I am pleased to report that 198 recommendations have been substantially or fully implemented with the remaining matters continuing to be progressed. I want to explain this before I get to your child safe question.

Of these outstanding recommendations they are of a complex legal nature that involves substantial reforms to existing systems; for example, the need to appropriately balance the privacy of individuals with the information-sharing elements that underpin a significant proportion of these remaining recommendations, or they are multi-faceted recommendations that need to be considered in the Tasmanian context. However, the scoping and analysis work is underway to ensure these recommendations can be effectively implemented in Tasmania to achieve the intended outcomes, which is to protect the safety of Tasmania's children. This is complicated work and it is important that we do not rush it. We need to make sure that the changes are appropriate and that we get it right.

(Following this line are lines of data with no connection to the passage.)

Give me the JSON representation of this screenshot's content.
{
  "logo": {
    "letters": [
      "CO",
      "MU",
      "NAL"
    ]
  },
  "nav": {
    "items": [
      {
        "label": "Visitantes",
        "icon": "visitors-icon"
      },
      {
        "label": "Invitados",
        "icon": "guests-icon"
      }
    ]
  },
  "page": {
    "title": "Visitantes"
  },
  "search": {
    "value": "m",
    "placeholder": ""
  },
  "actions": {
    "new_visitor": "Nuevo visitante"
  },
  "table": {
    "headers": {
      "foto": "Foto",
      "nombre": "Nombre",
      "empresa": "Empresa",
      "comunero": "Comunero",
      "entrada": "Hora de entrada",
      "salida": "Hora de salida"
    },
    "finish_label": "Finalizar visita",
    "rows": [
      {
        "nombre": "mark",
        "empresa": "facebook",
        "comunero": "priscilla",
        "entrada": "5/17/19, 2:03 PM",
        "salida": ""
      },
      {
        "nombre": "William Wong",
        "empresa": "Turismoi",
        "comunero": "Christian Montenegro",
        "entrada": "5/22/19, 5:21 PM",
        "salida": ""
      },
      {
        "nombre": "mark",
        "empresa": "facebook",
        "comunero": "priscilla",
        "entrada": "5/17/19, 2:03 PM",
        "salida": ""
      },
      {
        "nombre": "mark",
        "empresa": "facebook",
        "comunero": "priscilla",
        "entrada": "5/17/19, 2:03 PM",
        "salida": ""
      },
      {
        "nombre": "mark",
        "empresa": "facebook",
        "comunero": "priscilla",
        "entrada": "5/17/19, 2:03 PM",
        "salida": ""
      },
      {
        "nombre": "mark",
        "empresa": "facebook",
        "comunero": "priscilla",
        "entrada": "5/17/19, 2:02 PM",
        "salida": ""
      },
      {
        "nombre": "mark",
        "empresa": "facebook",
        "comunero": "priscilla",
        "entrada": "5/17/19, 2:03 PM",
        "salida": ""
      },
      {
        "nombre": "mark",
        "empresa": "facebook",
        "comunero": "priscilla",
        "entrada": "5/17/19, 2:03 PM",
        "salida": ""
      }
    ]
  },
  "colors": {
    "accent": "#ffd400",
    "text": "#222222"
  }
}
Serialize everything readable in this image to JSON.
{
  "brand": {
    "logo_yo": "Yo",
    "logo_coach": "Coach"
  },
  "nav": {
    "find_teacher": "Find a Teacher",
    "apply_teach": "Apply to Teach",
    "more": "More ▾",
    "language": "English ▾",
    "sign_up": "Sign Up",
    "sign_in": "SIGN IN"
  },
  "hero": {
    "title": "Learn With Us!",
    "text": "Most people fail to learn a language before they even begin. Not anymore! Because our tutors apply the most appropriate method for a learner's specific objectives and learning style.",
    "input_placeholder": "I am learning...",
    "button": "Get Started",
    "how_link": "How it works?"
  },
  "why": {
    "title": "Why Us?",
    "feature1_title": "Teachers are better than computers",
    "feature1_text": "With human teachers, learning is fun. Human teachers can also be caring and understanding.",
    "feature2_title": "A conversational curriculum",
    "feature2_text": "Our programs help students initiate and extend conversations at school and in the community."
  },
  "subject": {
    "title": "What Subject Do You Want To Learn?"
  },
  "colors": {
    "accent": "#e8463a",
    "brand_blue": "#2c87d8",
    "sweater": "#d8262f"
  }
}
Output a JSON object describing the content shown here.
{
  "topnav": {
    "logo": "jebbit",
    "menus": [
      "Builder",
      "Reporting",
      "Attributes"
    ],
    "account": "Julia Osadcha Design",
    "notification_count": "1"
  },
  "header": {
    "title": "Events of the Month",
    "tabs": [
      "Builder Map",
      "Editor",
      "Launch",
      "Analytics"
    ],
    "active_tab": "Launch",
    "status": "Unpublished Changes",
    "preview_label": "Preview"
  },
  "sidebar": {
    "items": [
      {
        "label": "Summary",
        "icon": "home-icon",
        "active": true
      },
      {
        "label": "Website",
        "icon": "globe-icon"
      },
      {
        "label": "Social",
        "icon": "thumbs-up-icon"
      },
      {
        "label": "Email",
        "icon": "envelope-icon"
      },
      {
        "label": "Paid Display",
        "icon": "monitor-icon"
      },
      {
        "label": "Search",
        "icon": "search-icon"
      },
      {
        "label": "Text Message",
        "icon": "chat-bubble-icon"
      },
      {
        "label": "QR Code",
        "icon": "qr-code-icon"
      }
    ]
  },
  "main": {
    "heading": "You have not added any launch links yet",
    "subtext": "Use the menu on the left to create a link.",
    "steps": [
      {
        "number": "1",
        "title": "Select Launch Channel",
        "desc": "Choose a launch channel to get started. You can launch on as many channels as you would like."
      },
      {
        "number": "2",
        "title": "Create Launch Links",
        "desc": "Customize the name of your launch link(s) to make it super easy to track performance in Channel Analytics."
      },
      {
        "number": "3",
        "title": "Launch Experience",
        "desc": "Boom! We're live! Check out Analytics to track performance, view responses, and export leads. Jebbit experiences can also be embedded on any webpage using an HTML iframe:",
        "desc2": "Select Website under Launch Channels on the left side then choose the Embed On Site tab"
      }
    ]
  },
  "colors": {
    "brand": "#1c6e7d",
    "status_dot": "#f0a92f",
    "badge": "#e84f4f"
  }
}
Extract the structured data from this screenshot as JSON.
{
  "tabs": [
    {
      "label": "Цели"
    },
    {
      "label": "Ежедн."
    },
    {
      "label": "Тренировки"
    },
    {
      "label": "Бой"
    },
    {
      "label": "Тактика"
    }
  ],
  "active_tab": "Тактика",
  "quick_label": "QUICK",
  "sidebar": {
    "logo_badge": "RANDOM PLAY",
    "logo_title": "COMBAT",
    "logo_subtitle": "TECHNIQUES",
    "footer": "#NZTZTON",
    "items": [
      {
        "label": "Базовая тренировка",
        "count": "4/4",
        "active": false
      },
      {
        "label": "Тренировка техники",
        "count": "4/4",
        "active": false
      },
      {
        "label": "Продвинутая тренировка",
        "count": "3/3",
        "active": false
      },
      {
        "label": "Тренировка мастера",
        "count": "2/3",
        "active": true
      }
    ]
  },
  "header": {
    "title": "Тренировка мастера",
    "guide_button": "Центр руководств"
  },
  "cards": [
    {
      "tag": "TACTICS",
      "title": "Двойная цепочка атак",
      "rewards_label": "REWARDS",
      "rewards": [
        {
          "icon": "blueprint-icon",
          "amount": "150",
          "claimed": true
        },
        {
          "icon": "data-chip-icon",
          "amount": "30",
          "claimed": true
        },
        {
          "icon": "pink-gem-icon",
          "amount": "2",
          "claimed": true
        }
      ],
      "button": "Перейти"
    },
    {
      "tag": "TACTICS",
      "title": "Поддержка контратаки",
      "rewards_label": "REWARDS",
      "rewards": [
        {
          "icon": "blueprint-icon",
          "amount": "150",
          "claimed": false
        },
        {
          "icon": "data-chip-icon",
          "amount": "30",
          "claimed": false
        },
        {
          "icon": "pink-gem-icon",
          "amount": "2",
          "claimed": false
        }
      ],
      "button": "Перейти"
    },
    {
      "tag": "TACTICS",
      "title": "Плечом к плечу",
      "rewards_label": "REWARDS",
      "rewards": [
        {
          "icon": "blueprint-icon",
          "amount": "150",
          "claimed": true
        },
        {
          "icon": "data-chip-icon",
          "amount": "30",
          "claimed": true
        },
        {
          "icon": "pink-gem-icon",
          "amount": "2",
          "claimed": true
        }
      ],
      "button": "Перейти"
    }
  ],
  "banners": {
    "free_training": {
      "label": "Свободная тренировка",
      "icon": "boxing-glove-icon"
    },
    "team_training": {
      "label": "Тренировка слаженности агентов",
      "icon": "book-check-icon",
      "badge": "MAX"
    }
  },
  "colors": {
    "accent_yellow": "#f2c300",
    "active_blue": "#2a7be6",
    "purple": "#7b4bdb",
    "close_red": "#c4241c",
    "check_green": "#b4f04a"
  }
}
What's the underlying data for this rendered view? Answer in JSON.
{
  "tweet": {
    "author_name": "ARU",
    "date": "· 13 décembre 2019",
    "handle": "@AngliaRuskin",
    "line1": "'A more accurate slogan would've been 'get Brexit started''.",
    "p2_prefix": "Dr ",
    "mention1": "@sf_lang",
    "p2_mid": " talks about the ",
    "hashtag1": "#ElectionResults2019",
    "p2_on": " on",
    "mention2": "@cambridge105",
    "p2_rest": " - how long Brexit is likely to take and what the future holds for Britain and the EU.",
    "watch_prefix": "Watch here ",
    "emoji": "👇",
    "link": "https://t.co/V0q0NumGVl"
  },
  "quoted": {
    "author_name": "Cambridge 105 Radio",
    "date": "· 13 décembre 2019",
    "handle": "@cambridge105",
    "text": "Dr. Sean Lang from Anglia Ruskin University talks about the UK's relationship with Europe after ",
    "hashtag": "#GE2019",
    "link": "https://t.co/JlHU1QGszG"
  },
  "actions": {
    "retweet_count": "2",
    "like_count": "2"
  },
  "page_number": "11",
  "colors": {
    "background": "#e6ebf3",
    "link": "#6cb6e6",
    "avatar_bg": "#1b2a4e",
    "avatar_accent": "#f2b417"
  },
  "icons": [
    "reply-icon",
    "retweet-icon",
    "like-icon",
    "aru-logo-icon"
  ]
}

That brings me to your question about child safe organisations. We have already committed to introducing a legislative framework that ensures organisations providing services for children prevent and appropriately respond to child sexual abuse.

The draft child safe organisations bill 2020, which proposes to create a stand alone piece of legislation and establish the principles for the safety and wellbeing of children and child safe standards, was released for public consultation between 22 December last year and 19 February this year. The bill outlines the proposed approach to implementing key recommendations of the Royal Commission into Institutional Responses to Child Sexual Abuse by establishing the principles for the safety and wellbeing of children and the child safe standards.

Ms O'Connor - Why is it taking so long?

Ms ARCHER - I am getting to that, Ms O'Connor.

The 22 submissions received are currently being reviewed by the Department of Justice with options continuing to be developed in order to be provided to government for consideration. Together with the Minister for Children and Youth, I recently met with the Victorian Principal Commissioner for Children and Young People and the Tasmanian Commissioner for Children and Young People. That meeting was at the request of our children's commissioner to learn more about the Victorian model and consider any further options that may be suitable for the Tasmanian context.

It is important that we take that Victorian model into consideration. It was as a direct result of our Commissioner for Children and Young People. The draft legislation that we currently have put out for public consultation might need to be amended to suit that better model. I have spoken to our commissioner and we would prefer to have a much better framework and legislation and ensure that we adequately consult on that with any further submissions that need to be made. We will get that work done as quickly as possible.

I intend to ensure that we have legislation before this House despite the work of the commission of inquiry. It may well be once there are recommendations coming out of the inquiry that further work may need to be done to that at a later stage, but we will not be delaying that. The only delay has been to ensure that we have a model that is best practice, best standard, across our nation. To that end I have been asked by our Commissioner for Children and Young People to look at the Victorian model and that is exactly what we are doing.